MINUSTAH, which had been criticised for not intervening in the escalating violence, has responded to the government's request to remove the rebels from Aristide's compound and has intervened in gang violence in an attempt to halt the indiscriminate killing of innocent bystanders.

In early December 2004, U.N. troops entered Cite Soleil, a predominantly pro-Aristide slum of 500,000 people in Port-Au-Prince, where gangs had squared off against each other.

MINUSTAH has also played a humanitarian role. It has protected convoys going from Port-au-Prince to the northern town of Gonaïves after rain from Hurricane Jeanne in September 2004 flooded the town, and provided security and logistic support for both local people and humanitarian agencies.

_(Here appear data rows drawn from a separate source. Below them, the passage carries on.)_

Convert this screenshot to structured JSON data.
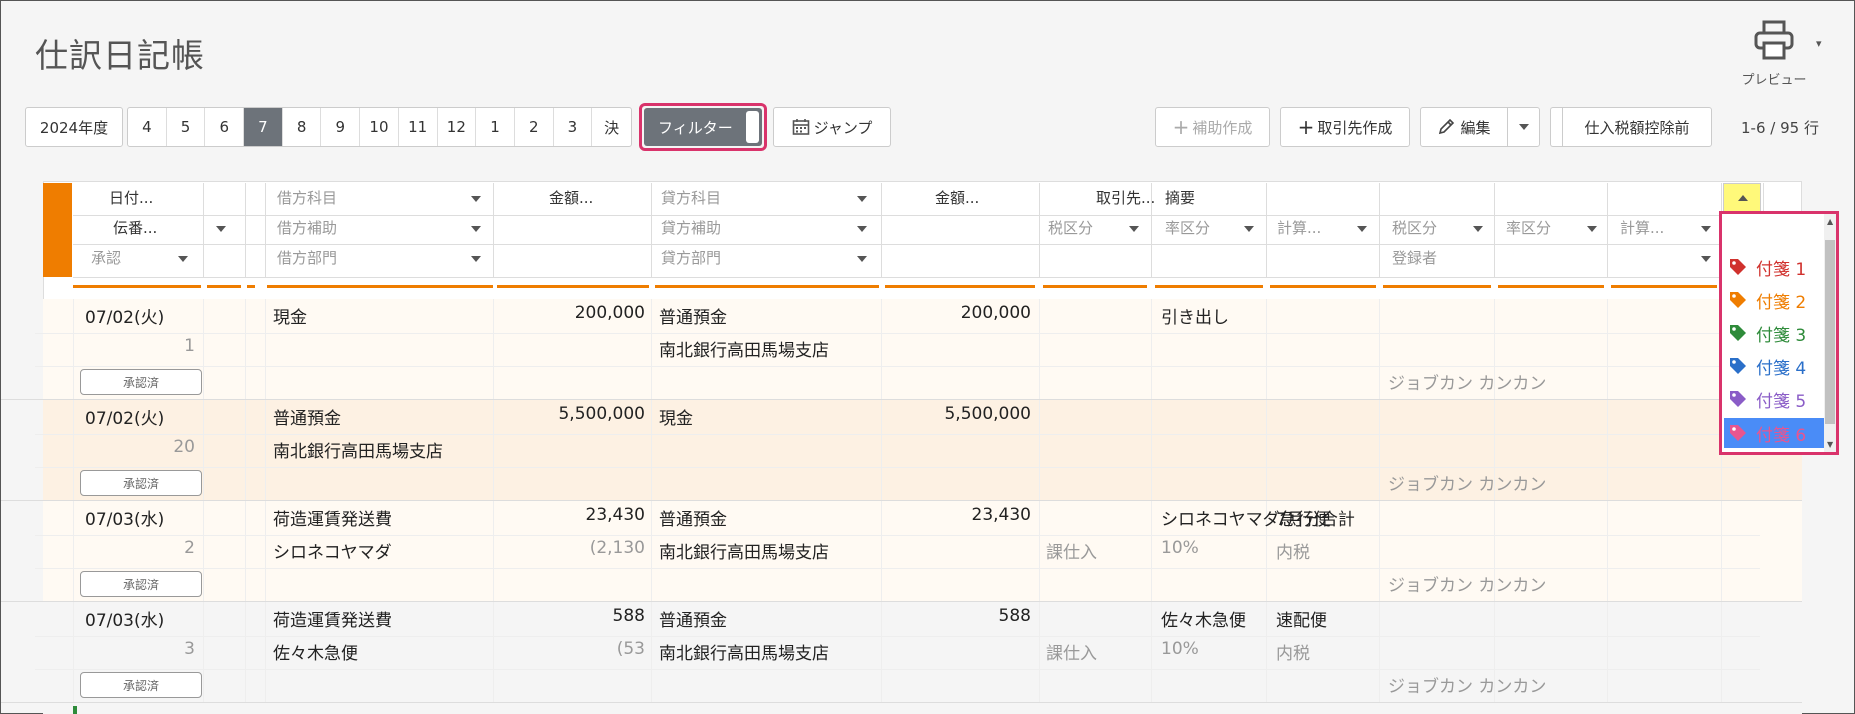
{
  "page": {
    "title": "仕訳日記帳"
  },
  "header": {
    "preview_label": "プレビュー"
  },
  "toolbar": {
    "year": "2024年度",
    "months": [
      "4",
      "5",
      "6",
      "7",
      "8",
      "9",
      "10",
      "11",
      "12",
      "1",
      "2",
      "3",
      "決"
    ],
    "active_month": "7",
    "filter_label": "フィルター",
    "jump_label": "ジャンプ",
    "sub_create_label": "補助作成",
    "partner_create_label": "取引先作成",
    "edit_label": "編集",
    "tax_label": "仕入税額控除前",
    "page_info": "1-6 / 95 行"
  },
  "columns": {
    "date": "日付...",
    "voucher": "伝番...",
    "approval": "承認",
    "debit_account": "借方科目",
    "debit_sub": "借方補助",
    "debit_dept": "借方部門",
    "amount": "金額...",
    "credit_account": "貸方科目",
    "credit_sub": "貸方補助",
    "credit_dept": "貸方部門",
    "partner": "取引先...",
    "summary": "摘要",
    "tax_class": "税区分",
    "rate_class": "率区分",
    "calc": "計算...",
    "registrant": "登録者"
  },
  "rows": [
    {
      "date": "07/02(火)",
      "voucher": "1",
      "status": "承認済",
      "debit": "現金",
      "debit_sub": "",
      "debit_amount": "200,000",
      "debit_tax": "",
      "credit": "普通預金",
      "credit_sub": "南北銀行高田馬場支店",
      "credit_amount": "200,000",
      "summary1": "引き出し",
      "summary2": "",
      "tax_class": "",
      "rate": "",
      "calc": "",
      "registrant": "ジョブカン カンカン"
    },
    {
      "date": "07/02(火)",
      "voucher": "20",
      "status": "承認済",
      "debit": "普通預金",
      "debit_sub": "南北銀行高田馬場支店",
      "debit_amount": "5,500,000",
      "debit_tax": "",
      "credit": "現金",
      "credit_sub": "",
      "credit_amount": "5,500,000",
      "summary1": "",
      "summary2": "",
      "tax_class": "",
      "rate": "",
      "calc": "",
      "registrant": "ジョブカン カンカン"
    },
    {
      "date": "07/03(水)",
      "voucher": "2",
      "status": "承認済",
      "debit": "荷造運賃発送費",
      "debit_sub": "シロネコヤマダ",
      "debit_amount": "23,430",
      "debit_tax": "(2,130",
      "credit": "普通預金",
      "credit_sub": "南北銀行高田馬場支店",
      "credit_amount": "23,430",
      "summary1": "シロネコヤマダ急行便",
      "summary2": "7月分合計",
      "tax_class": "課仕入",
      "rate": "10%",
      "calc": "内税",
      "registrant": "ジョブカン カンカン"
    },
    {
      "date": "07/03(水)",
      "voucher": "3",
      "status": "承認済",
      "debit": "荷造運賃発送費",
      "debit_sub": "佐々木急便",
      "debit_amount": "588",
      "debit_tax": "(53",
      "credit": "普通預金",
      "credit_sub": "南北銀行高田馬場支店",
      "credit_amount": "588",
      "summary1": "佐々木急便",
      "summary2": "速配便",
      "tax_class": "課仕入",
      "rate": "10%",
      "calc": "内税",
      "registrant": "ジョブカン カンカン"
    }
  ],
  "dropdown": {
    "items": [
      {
        "label": "付箋 1",
        "color": "#d0312d"
      },
      {
        "label": "付箋 2",
        "color": "#ef7d00"
      },
      {
        "label": "付箋 3",
        "color": "#2e8b3a"
      },
      {
        "label": "付箋 4",
        "color": "#2a6fc9"
      },
      {
        "label": "付箋 5",
        "color": "#8a5cc7"
      },
      {
        "label": "付箋 6",
        "color": "#e8558f"
      }
    ],
    "selected_index": 5
  },
  "colors": {
    "accent": "#ef7d00",
    "highlight": "#d9336b",
    "active_month": "#6d737a"
  }
}
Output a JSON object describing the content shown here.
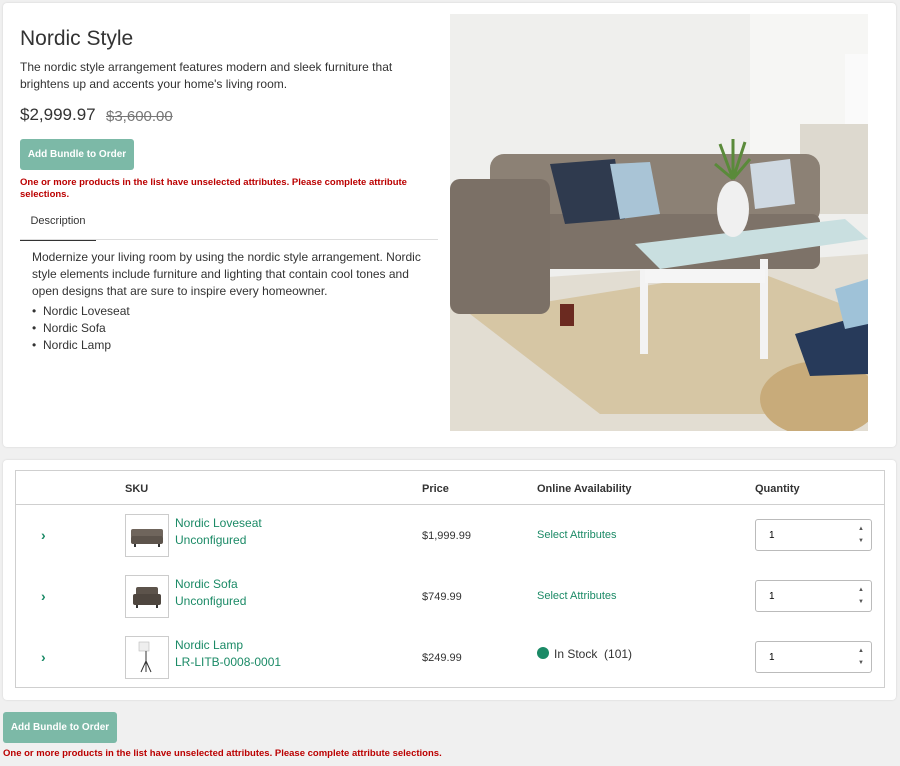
{
  "bundle": {
    "title": "Nordic Style",
    "description": "The nordic style arrangement features modern and sleek furniture that brightens up and accents your home's living room.",
    "price": "$2,999.97",
    "old_price": "$3,600.00",
    "add_label": "Add Bundle to Order",
    "error": "One or more products in the list have unselected attributes. Please complete attribute selections."
  },
  "tabs": {
    "description_label": "Description",
    "body": "Modernize your living room by using the nordic style arrangement. Nordic style elements include furniture and lighting that contain cool tones and open designs that are sure to inspire every homeowner.",
    "items": [
      "Nordic Loveseat",
      "Nordic Sofa",
      "Nordic Lamp"
    ]
  },
  "table": {
    "headers": {
      "sku": "SKU",
      "price": "Price",
      "availability": "Online Availability",
      "quantity": "Quantity"
    },
    "rows": [
      {
        "name": "Nordic Loveseat",
        "sku": "Unconfigured",
        "price": "$1,999.99",
        "availability": "Select Attributes",
        "quantity": "1"
      },
      {
        "name": "Nordic Sofa",
        "sku": "Unconfigured",
        "price": "$749.99",
        "availability": "Select Attributes",
        "quantity": "1"
      },
      {
        "name": "Nordic Lamp",
        "sku": "LR-LITB-0008-0001",
        "price": "$249.99",
        "availability": "In Stock",
        "stock_count": "(101)",
        "quantity": "1"
      }
    ]
  },
  "footer": {
    "add_label": "Add Bundle to Order",
    "error": "One or more products in the list have unselected attributes. Please complete attribute selections."
  },
  "colors": {
    "accent": "#1b8a66",
    "button": "#7cb9a7",
    "error": "#bb0000"
  }
}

What is the humanitarian situation in Haiti?

The humanitarian situation is dire. The political crisis has disrupted everyday life for many Haitians, interrupting health services and threatening food supplies. Without security, law and order, humanitarian agencies have struggled to reach those in need. Armed gangs, the hijacking of trucks and looting remain a problem.

A U.N. report released in November, "A Common Vision of Sustainable Development", found that 55 percent of Haitians live on less than $1 a day and 42 percent of children under five are malnourished. It also found that one in 10 Haitians will have HIV/AIDS by 2015 and that dying during childbirth is now the second cause of death for Haitian women.

In September rain unleashed by Hurricane Jeanne led to flooding in Gonaïves in which 2,000 people were killed. Thousands of survivors were left homeless and without food or clean water.

Haiti page

Index of Website

Home Page